Meaning: Impious: means not respectful or reverent, especially towards religious authority or belief.
2. Dadivoso (m) / dadivosa (f)
Meaning: Generous. This fancy Spanish word can just as easily be replaced by much more common, less beautiful-sounding synonyms like generoso or abundante.
Meaning: Madman: A really uncommon word that refers to a crazy person.
Meaning: Maze, labyrinth. This isn’t something you would hear everyday, but it’s a beautiful word that comes from “Daedalus”, the maker of the Labyrinth in Greek mythology.
Meaning: Appalling, atrocious. Some people would just be contented with saying antipático or desagradable to describe something unpleasant, but for something so reprehensible, this word says it best.
6. Etéreo (m) / Etérea (f)
Meaning: Ethereal. This word is just as wonderful as its English counterpart and evokes an imagery of something as intangible and delicate as it sounds.
That delightful smell of rain touching the ground… Can you smell it in your imagination? That’s petricor.
8. Efímero (m) / Efímera (f)
Ephemeral. Another beautiful word in both English and Spanish, this refers to something fleeting or short-lived.
Means: Perennial. This word rarely appears in everyday speech and is often replaced with the more common “permanente.” But it’s a more poetic way to say something is everlasting.
Ineffable. Something that cannot be expressed or described, something unutterable or that simply cannot be spoken because of its sacredness. It’s inefable.

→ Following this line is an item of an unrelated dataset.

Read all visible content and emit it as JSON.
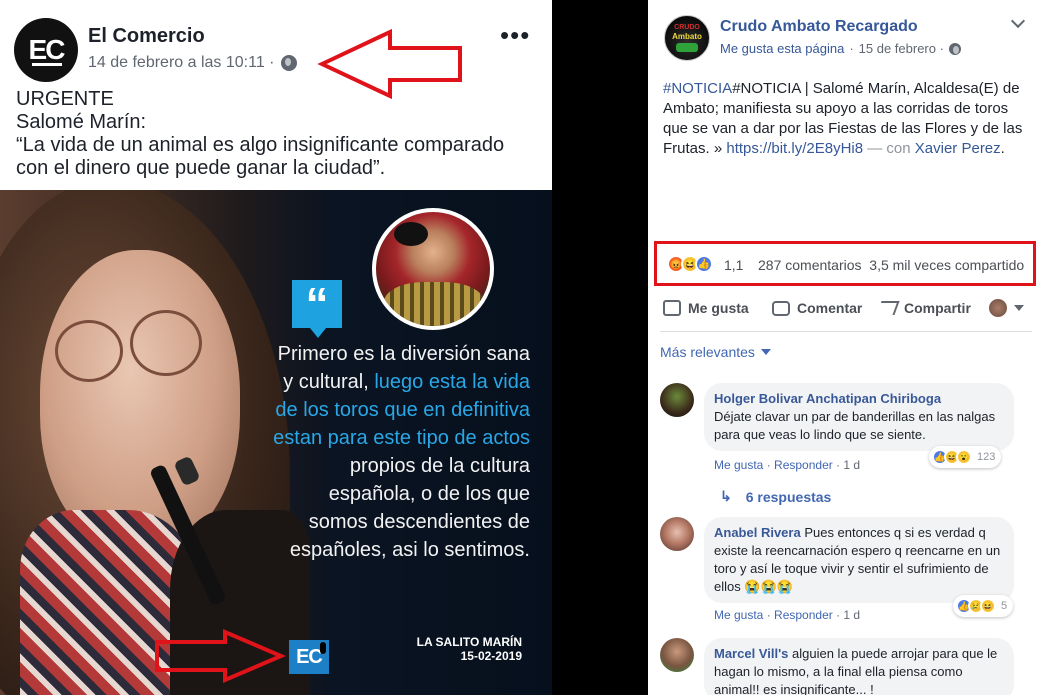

Means: Unfathomable, everlasting, undying, unfading. This word is also used to describe a flower that doesn’t wither.
Means: Serendipity. That amazing happenstance when you come across something totally unexpected. Just like its English version, it’s a lovely word.
Means: Gesture. You can just as easily say “gesto” to describe the gestures and actions people make when they talk. But if you’re feeling fancy, ademán is the word for you.
Ataraxia. A state of serene calmness; a mood of total quietness and peace.
Means: Immeasurable. It’s unfathomable, boundless, incalculable. In Spanish, you say, inconmensurable.
Means: Platypus. Don’t you just love how the word "Ornitorrinco" rolls off in your tongue? This word is already long and playful, but it seems to suit perfectly the animal it names: a mammal that lives underwater and also has a duck beak.
Means: Strutting around like a peacock. There is no exact word for this in English, but when someone struts around like they own the place, it’s called pavonearse.
18. Muérgano (m) / Muérgana (f)
This may be a beautiful word, but this uncommon adjective refers to someone mean-spirited; an ill-willed person with bad intentions.
This verb means "to squander". There are much more familiar terms that mean the same such as "malgastar," but dilapidar is a more fancy way to say to waste or throw away money.
20. Vergüenza Ajena
Meaning: to feel embarrassed for someone. There is no exact counterpart to this word in English, but I know you know the feeling. That extreme embarrassment you feel for somebody else? The Spanish call it Vergüenza Ajena.
Which of the beautiful Spanish words listed above is your favorite? Try it in a sentence and share in the comments section!